There are two courses offered. One has students respond to visual stimulus and one seeks a reaction to sounds. Ganowsky was working on a visual exercise recently that exercises peripheral vision. Some report that it boosts their driving skills, but Ganowsky said with a laugh that she was already a good driver.
“I’m under the impression that I drive very well, though some people might not agree with me,” she said. “I just feel like things have opened up more for me, that I’m just taking in more.”
Santa Cruz Adult School was one of the first schools to offer group classes after the software became available in 2006, Instructor Donna La Valley said.
In her six classes of 20 students each, only two students reported having no improvement, she said. The exercises will not improve hearing or eyesight, she added, only the processing of the information which those senses gather.
“Some are just thrilled with the change,” LaValley said.
It’s a better brain workout than doing crossword puzzles, for instance, because it constantly adapts to the student’s level, increasing the difficulty as the student improves, Instructor John Burke said.
Burke, a clinical psychologist who has long been interested in brain function, said he has seen students improve from 20 to 40 percent.
“I’ve been very impressed,” he said. “It’s very sophisticated software. And people are very interested in brain health; it’s a class whose time has come.”

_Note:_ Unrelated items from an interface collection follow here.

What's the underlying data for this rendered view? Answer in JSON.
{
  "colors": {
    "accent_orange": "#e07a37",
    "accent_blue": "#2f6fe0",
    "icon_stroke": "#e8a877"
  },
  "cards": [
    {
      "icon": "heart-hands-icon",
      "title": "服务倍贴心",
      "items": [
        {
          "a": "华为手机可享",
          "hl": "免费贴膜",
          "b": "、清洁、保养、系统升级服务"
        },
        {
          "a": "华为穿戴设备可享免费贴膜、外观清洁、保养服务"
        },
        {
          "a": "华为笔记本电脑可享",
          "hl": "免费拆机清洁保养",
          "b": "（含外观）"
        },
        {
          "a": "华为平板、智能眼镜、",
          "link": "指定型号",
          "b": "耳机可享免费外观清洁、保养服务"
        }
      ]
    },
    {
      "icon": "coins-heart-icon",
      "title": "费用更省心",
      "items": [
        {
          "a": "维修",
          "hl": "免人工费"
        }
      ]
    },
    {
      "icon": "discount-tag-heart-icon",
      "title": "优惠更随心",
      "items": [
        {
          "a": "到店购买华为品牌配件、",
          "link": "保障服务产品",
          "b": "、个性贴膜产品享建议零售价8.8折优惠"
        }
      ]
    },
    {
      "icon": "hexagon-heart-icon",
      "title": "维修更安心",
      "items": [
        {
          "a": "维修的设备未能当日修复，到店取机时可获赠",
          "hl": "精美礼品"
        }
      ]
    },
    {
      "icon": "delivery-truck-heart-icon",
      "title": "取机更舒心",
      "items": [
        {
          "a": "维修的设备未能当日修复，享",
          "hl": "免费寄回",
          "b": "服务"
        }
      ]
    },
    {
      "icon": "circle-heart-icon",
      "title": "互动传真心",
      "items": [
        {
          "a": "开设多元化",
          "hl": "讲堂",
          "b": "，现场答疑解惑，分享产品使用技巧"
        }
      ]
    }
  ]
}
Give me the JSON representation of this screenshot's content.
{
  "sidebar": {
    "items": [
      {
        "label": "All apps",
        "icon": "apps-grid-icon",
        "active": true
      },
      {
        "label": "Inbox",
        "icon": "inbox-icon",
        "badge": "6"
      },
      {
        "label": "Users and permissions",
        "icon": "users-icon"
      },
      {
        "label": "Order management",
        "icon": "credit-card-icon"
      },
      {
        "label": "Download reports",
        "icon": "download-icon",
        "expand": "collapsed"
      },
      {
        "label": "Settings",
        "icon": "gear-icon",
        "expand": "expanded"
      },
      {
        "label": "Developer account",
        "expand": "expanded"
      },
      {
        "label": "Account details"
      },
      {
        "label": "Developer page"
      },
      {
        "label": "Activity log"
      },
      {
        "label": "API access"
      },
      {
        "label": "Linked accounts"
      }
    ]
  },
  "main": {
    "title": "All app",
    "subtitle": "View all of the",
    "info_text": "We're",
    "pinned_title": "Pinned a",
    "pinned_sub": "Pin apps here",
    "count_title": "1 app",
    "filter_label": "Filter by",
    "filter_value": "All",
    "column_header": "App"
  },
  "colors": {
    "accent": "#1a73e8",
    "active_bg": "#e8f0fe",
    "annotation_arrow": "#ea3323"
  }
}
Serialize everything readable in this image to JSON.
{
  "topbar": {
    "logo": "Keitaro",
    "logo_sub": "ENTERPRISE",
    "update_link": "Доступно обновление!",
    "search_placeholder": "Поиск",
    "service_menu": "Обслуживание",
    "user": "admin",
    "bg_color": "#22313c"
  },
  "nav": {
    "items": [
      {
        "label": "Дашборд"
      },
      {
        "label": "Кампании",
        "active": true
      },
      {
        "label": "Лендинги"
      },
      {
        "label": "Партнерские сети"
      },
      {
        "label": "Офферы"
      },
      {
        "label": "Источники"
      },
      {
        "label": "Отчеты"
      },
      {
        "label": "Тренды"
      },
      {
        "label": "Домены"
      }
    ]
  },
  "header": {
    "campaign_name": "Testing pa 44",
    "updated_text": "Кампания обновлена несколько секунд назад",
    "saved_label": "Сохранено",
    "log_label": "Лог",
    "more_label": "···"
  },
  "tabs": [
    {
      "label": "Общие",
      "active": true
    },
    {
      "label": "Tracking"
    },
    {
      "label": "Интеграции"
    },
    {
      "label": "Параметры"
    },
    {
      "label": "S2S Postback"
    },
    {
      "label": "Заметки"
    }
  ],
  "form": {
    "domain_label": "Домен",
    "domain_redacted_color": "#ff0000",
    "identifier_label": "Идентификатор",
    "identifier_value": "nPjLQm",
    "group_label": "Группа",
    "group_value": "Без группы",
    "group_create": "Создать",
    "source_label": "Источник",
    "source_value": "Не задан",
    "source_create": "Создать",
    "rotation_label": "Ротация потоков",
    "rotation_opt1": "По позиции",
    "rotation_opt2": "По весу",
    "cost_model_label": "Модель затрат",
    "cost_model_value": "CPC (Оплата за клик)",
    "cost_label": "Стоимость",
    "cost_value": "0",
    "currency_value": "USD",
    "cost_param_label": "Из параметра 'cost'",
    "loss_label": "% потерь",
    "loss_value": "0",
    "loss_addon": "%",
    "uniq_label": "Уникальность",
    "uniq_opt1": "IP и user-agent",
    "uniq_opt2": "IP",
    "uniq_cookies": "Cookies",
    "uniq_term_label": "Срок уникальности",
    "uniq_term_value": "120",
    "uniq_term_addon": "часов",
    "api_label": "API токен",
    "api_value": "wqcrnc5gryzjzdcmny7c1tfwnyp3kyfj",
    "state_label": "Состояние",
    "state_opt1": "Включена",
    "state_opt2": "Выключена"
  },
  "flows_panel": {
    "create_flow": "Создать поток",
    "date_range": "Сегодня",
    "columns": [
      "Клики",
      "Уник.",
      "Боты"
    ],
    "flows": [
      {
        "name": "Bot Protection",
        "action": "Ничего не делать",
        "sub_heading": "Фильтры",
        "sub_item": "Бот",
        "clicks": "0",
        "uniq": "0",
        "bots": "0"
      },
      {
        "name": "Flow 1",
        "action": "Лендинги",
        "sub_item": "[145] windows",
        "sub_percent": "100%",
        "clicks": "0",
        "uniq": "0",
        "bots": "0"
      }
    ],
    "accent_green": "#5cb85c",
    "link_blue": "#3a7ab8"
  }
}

Right-brain people tend to be visual learners while left-brain people tend to be auditory learners, he said, recommending that people take the course that will strengthen their weakness.
Santa Cruz Adult School Principal Mary Powers said she did just that and completed the auditory Brain Fitness course.
“It really gets down to the gut level, to the roots of memory,” said Powers, 59. “I think I definitely have increased functions.”
Student Norma Cordova said she decided to take the class after her work as a healer slowed down with the economy.
As a 70-year-old, she said she realizes that she has taken things for granted. She recently signed up for a Portuguese class too, she said.
“This gives me a sense of what I didn’t know about brain capacity,” Cordova said. “It’s fun and challenging and I see my own need to put something into it and be more alert. And it seems like I’ve even more active mentally and willing to engage in more things that are mentally challenging.”
For Al Smith, a 78-year-old retired IBM engineer, it is just nice to know that the brain can get “reconnected” and continue learning, he said.
“I think it’s great it’s available,” he said. “It’s nice to know that people are working on things like this.”